Start of Block

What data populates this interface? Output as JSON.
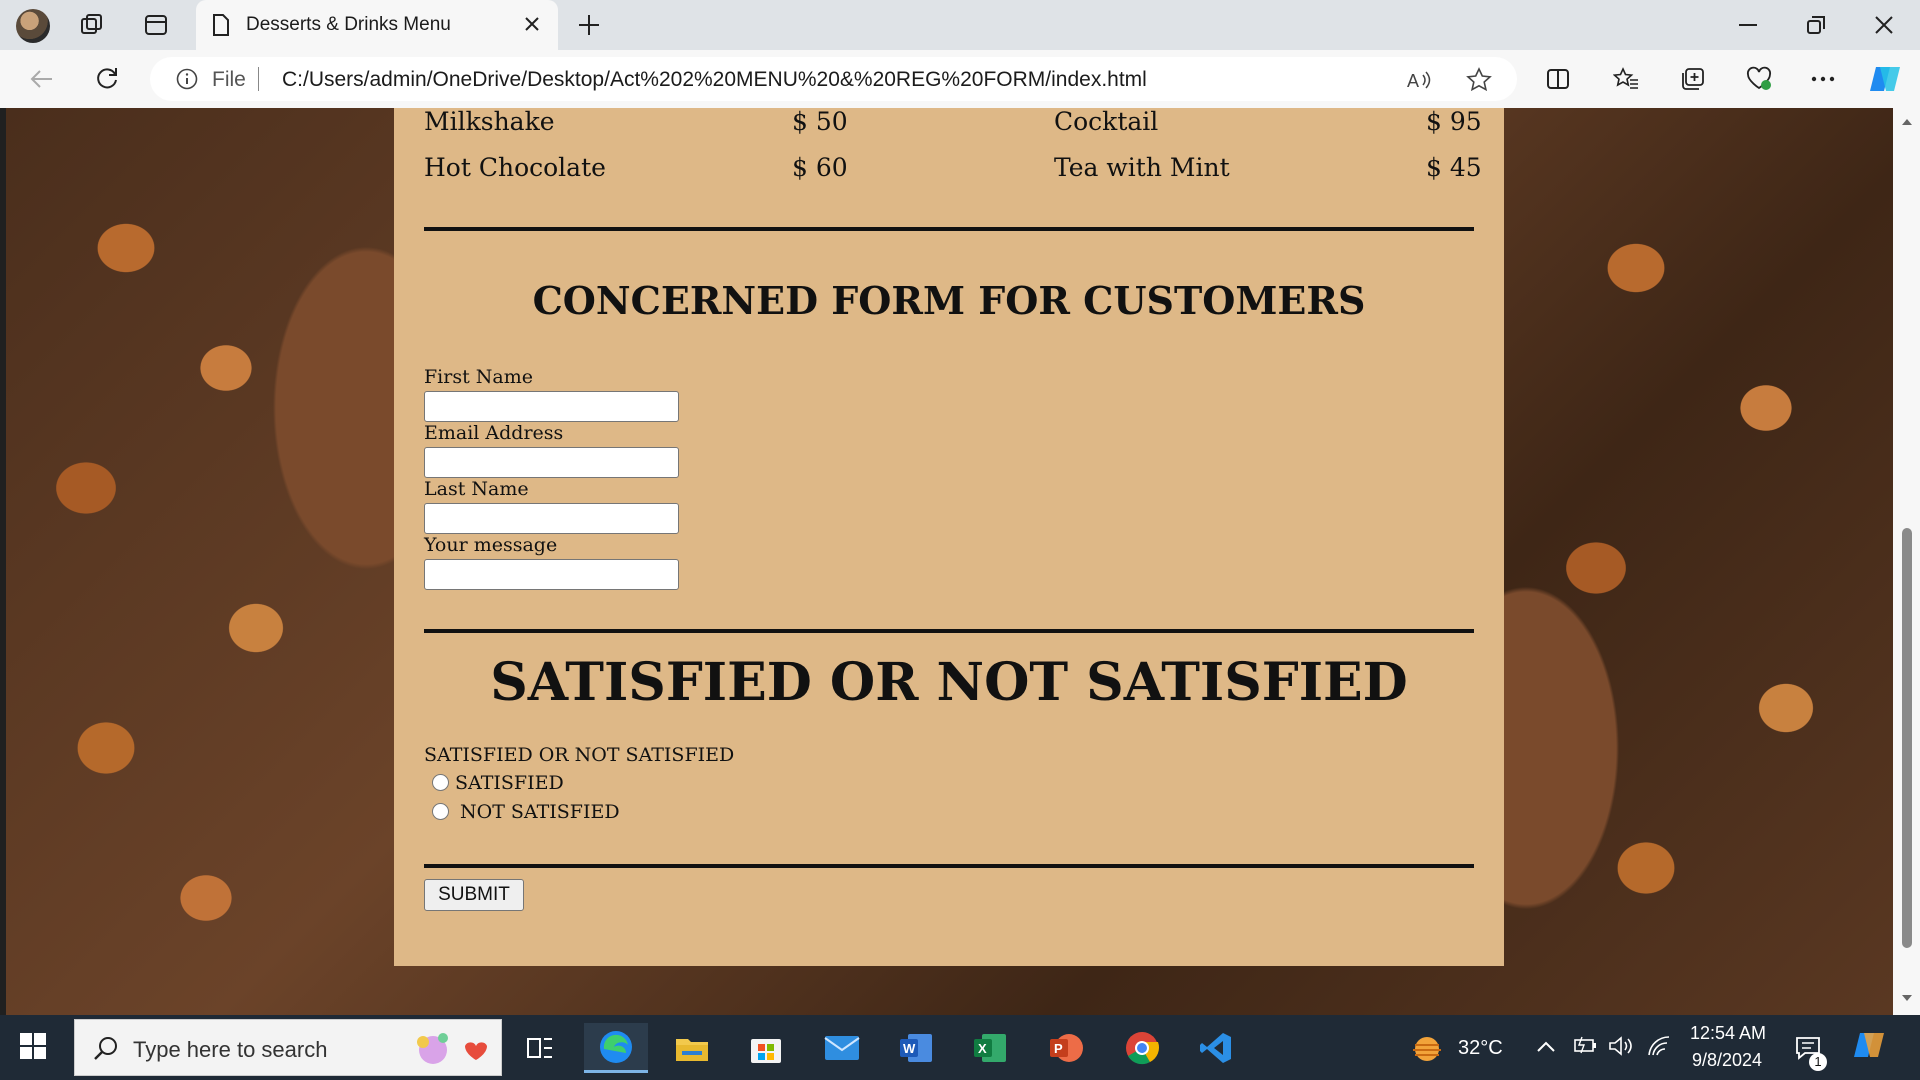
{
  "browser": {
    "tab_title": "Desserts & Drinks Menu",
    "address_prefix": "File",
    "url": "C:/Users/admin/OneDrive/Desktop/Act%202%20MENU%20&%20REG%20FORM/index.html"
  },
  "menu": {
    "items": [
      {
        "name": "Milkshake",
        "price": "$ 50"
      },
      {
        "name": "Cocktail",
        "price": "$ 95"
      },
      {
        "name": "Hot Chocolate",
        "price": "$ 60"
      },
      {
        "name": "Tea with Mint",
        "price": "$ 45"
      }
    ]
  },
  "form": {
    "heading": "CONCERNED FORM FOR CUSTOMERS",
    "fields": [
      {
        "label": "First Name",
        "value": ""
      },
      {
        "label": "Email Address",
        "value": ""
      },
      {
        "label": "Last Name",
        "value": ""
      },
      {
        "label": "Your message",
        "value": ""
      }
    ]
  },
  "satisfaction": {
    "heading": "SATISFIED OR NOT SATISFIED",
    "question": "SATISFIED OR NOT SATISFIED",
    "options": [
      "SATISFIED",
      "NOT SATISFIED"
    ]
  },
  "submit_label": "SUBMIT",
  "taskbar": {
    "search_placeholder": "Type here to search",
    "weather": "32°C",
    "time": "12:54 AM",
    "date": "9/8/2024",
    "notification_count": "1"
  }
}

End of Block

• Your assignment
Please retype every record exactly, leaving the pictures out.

• Solution for this problem
What data populates this interface? Output as JSON.
{
  "browser": {
    "tab_title": "Desserts & Drinks Menu",
    "address_prefix": "File",
    "url": "C:/Users/admin/OneDrive/Desktop/Act%202%20MENU%20&%20REG%20FORM/index.html"
  },
  "menu": {
    "items": [
      {
        "name": "Milkshake",
        "price": "$ 50"
      },
      {
        "name": "Cocktail",
        "price": "$ 95"
      },
      {
        "name": "Hot Chocolate",
        "price": "$ 60"
      },
      {
        "name": "Tea with Mint",
        "price": "$ 45"
      }
    ]
  },
  "form": {
    "heading": "CONCERNED FORM FOR CUSTOMERS",
    "fields": [
      {
        "label": "First Name",
        "value": ""
      },
      {
        "label": "Email Address",
        "value": ""
      },
      {
        "label": "Last Name",
        "value": ""
      },
      {
        "label": "Your message",
        "value": ""
      }
    ]
  },
  "satisfaction": {
    "heading": "SATISFIED OR NOT SATISFIED",
    "question": "SATISFIED OR NOT SATISFIED",
    "options": [
      "SATISFIED",
      "NOT SATISFIED"
    ]
  },
  "submit_label": "SUBMIT",
  "taskbar": {
    "search_placeholder": "Type here to search",
    "weather": "32°C",
    "time": "12:54 AM",
    "date": "9/8/2024",
    "notification_count": "1"
  }
}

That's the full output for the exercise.